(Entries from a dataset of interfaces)

# # # # # # #

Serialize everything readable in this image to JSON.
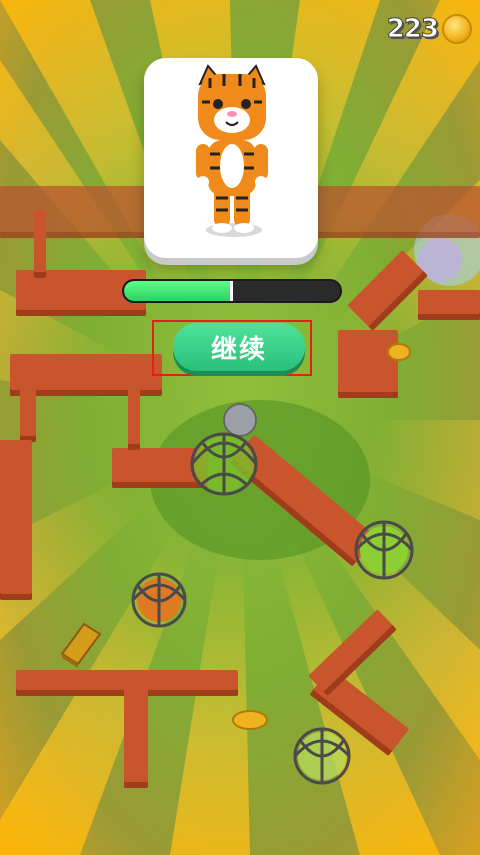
{
  "hud": {
    "coin_count": "223",
    "coin_icon": "gold-coin-icon"
  },
  "reward_card": {
    "character": "tiger-character",
    "icon": "tiger-character-icon"
  },
  "progress": {
    "fill_fraction": 0.49,
    "fill_color": "#36e06a"
  },
  "continue_button": {
    "label": "继续",
    "color": "#33cc85"
  },
  "colors": {
    "grass": "#7fae33",
    "wall": "#c8552b",
    "ray": "#f5c230",
    "highlight": "#e0221b"
  }
}
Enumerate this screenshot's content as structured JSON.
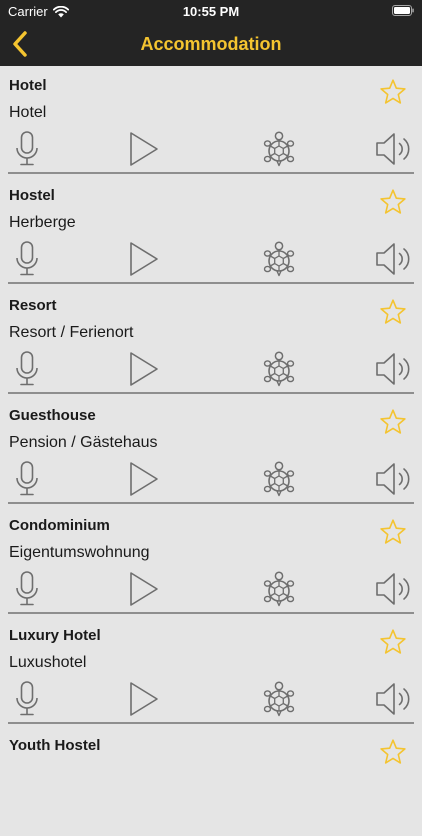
{
  "status": {
    "carrier": "Carrier",
    "time": "10:55 PM"
  },
  "nav": {
    "title": "Accommodation",
    "back_icon": "chevron-left-icon"
  },
  "colors": {
    "bar_background": "#242424",
    "accent": "#f4c430",
    "list_background": "#e5e5e5",
    "divider": "#8e8e8e",
    "icon_gray": "#6e6e6e"
  },
  "entries": [
    {
      "term": "Hotel",
      "translation": "Hotel"
    },
    {
      "term": "Hostel",
      "translation": "Herberge"
    },
    {
      "term": "Resort",
      "translation": "Resort / Ferienort"
    },
    {
      "term": "Guesthouse",
      "translation": "Pension / Gästehaus"
    },
    {
      "term": "Condominium",
      "translation": "Eigentumswohnung"
    },
    {
      "term": "Luxury Hotel",
      "translation": "Luxushotel"
    },
    {
      "term": "Youth Hostel",
      "translation": ""
    }
  ]
}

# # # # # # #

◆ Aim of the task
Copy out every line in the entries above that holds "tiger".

◆ Answer box
    "character": "tiger-character",
    "icon": "tiger-character-icon"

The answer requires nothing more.